Interesting and sobering read. Afghanistan really is a hell hole - it's been bread into the psyche of the region.
Diplomat held captive questions Afghan mission TheStar.com - Canada - Diplomat held captive questions Afghan mission
In an interview aired last night, Canadian diplomat Robert Fowler describes being threatened with a machine gun during his capture in Niger.
September 09, 2009
ottawa bureau chief
OTTAWAA career Canadian diplomat held captive for four months by Al Qaeda kidnappers says the ordeal has deepened his doubts about the success of the Afghanistan mission.
"I just don't think in the West that we are prepared to invest the blood or the treasure to get this done," Robert Fowler said in an interview with CBC News tonight.
"It's not just commitment and the wasting of our youth and the enormous, enormous cost in difficult financial times, it's to get it done we will have to do some unpleasant things. . . .this is not a nice war," he said.
Fowler says he wonders whether the dollars and lives invested in tackling Afghanistan's "complex misery" would be better spent elsewhere.
"I can show you a lot of places in this world where you can put girls in schools without killing people," he said.
"We don't have nearly enough money and energy to deal with a tiny proportion of that misery. And therefore it strikes me as rather extreme that one goes out and looks for particularly complex misery to fix," he said.

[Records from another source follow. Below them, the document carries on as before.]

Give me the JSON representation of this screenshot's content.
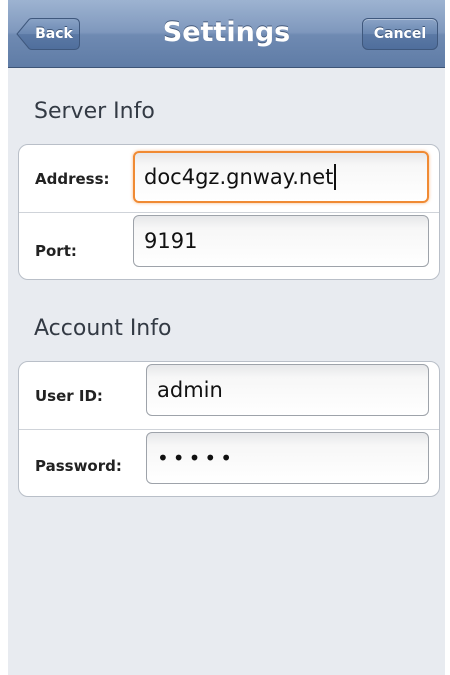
{
  "nav": {
    "title": "Settings",
    "back_label": "Back",
    "cancel_label": "Cancel"
  },
  "server_info": {
    "heading": "Server Info",
    "address": {
      "label": "Address:",
      "value": "doc4gz.gnway.net",
      "focused": true
    },
    "port": {
      "label": "Port:",
      "value": "9191"
    }
  },
  "account_info": {
    "heading": "Account Info",
    "user_id": {
      "label": "User ID:",
      "value": "admin"
    },
    "password": {
      "label": "Password:",
      "value": "•••••"
    }
  },
  "colors": {
    "navbar": "#7f98bd",
    "background": "#e8ebf0",
    "focus_ring": "#f08a33"
  }
}
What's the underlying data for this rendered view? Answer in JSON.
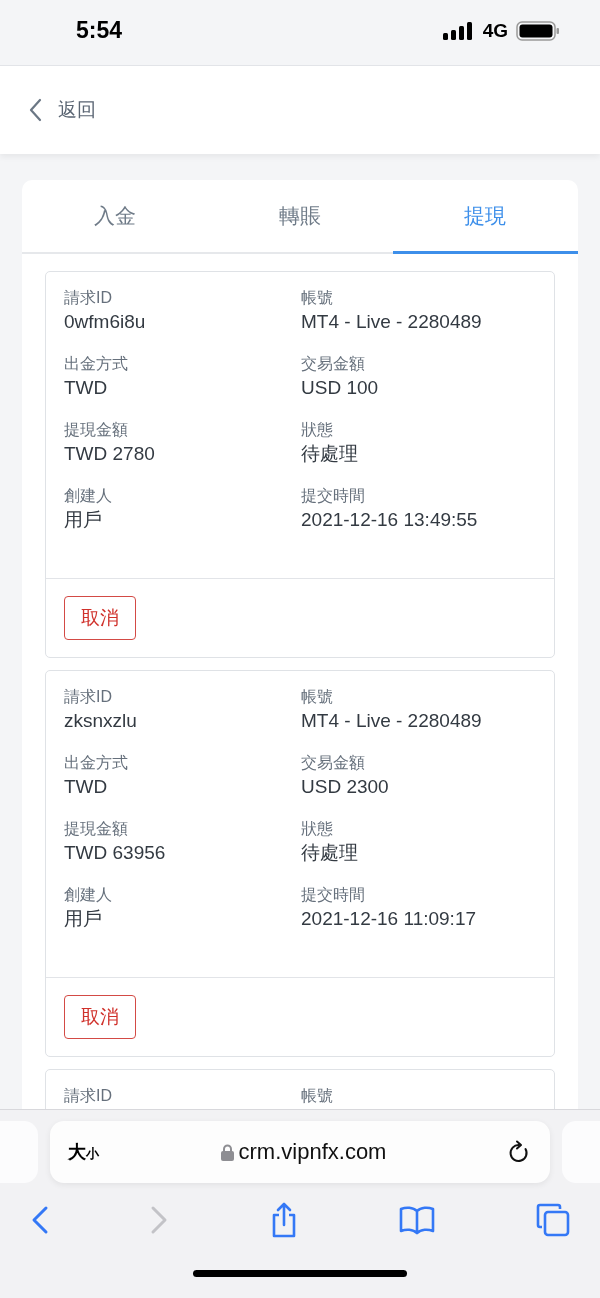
{
  "status_bar": {
    "time": "5:54",
    "network": "4G"
  },
  "header": {
    "back_label": "返回"
  },
  "tabs": [
    {
      "label": "入金",
      "selected": false
    },
    {
      "label": "轉賬",
      "selected": false
    },
    {
      "label": "提現",
      "selected": true
    }
  ],
  "records": [
    {
      "fields": [
        {
          "label": "請求ID",
          "value": "0wfm6i8u"
        },
        {
          "label": "帳號",
          "value": "MT4 - Live - 2280489"
        },
        {
          "label": "出金方式",
          "value": "TWD"
        },
        {
          "label": "交易金額",
          "value": "USD 100"
        },
        {
          "label": "提現金額",
          "value": "TWD 2780"
        },
        {
          "label": "狀態",
          "value": "待處理"
        },
        {
          "label": "創建人",
          "value": "用戶"
        },
        {
          "label": "提交時間",
          "value": "2021-12-16 13:49:55"
        }
      ],
      "cancel_button": "取消"
    },
    {
      "fields": [
        {
          "label": "請求ID",
          "value": "zksnxzlu"
        },
        {
          "label": "帳號",
          "value": "MT4 - Live - 2280489"
        },
        {
          "label": "出金方式",
          "value": "TWD"
        },
        {
          "label": "交易金額",
          "value": "USD 2300"
        },
        {
          "label": "提現金額",
          "value": "TWD 63956"
        },
        {
          "label": "狀態",
          "value": "待處理"
        },
        {
          "label": "創建人",
          "value": "用戶"
        },
        {
          "label": "提交時間",
          "value": "2021-12-16 11:09:17"
        }
      ],
      "cancel_button": "取消"
    },
    {
      "fields": [
        {
          "label": "請求ID"
        },
        {
          "label": "帳號"
        }
      ]
    }
  ],
  "browser": {
    "text_size": {
      "large": "大",
      "small": "小"
    },
    "url": "crm.vipnfx.com",
    "toolbar": [
      {
        "kind": "back",
        "disabled": false
      },
      {
        "kind": "forward",
        "disabled": true
      },
      {
        "kind": "share",
        "disabled": false
      },
      {
        "kind": "bookmarks",
        "disabled": false
      },
      {
        "kind": "tabs",
        "disabled": false
      }
    ]
  }
}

"There's lots of things to fix that can be done more efficiently and probably more effectively," Fowler said.
While Afghanistan is a "noble objective," Fowler notes that others "tried it before" and warns the mission is as complex and challenging as can be imagined.
It's a blunt assessment from a career diplomat who was taken hostage in Niger by an Al Qaeda branch last December as he served as a special United Nations envoy. Also snatched was his aide, Louis Guay, a Canadian diplomat.
In the CBC interview, Fowler recounted what he called the most emotional moment of his kidnap ordeal a phone call home.
It just past the mid-way point in his 130-day captivity when his kidnappers announced out of the blue that he could call his wife, Mary.
"I wasn't at all sure we would ever come out of this at all and I wanted to say goodbye, I wanted to say the things that were important," Fowler said.
But for a few anxious minutes, it looked like it would be to no avail as Fowler dialled his home in Ottawa and got his own answering machine.
"There was no answer with my miserable voice saying, 'leave a message'," Fowler said.
"I did leave a message actually. Then I called Mary's cellphone and I saw in my mind her rummaging through her pit of despair trying to find the damn cellphone and I knew she wouldn't before I got her message saying leave a message," Fowler recalled.
The kidnappers had driven him 19 hours "to the biggest damn sand dune you have ever seen" on the Algerian border where they could get a cellphone signal. The kidnappers didn't use their satellite phone for fear it could be traced.
Fowler finally made contact, but not before the cellphone ran out of power and then, after being recharged, ran out of airtime credits.
"I get Mary and I say what I have to say . . . and then I was getting into the goodbyes and she gave me hell. She said what do you mean goodbye? You're coming home. We've got lots of things to do. Don't give up, don't be silly, he recalled.
"It was great her straightening me out," Fowler said.
In the second of his two-part interview that aired tonight on The National, Fowler says he never lost hope but admitted he was not confident the ordeal would "work out well.
"I never gave up but there were deeply depressing moments," he said.
The career diplomat said he doesn't know why he was freed by his captors but added, "I didn't get out because I was a nice guy. They are not in the business of humanitarian gestures.
"They got something. I don't know from whom or how. Prime Minister Harper has said very clearly that Canada paid no ransom. I have absolutely no reason to believe he was misstating the fact," he said.
Fowler says he lived on a diet of rice and pasta. Sheep and goat was sometimes added to the mix and at one point, a camel that provided food for 17 days.
"They'd immediately dry it and hang strips on the trees and in that climate it would dry instantly," Fowler said.
"It was actually pretty good. Mind you, any meat was pretty good. We knew that we desperately needed protein and we just weren't getting it," he said.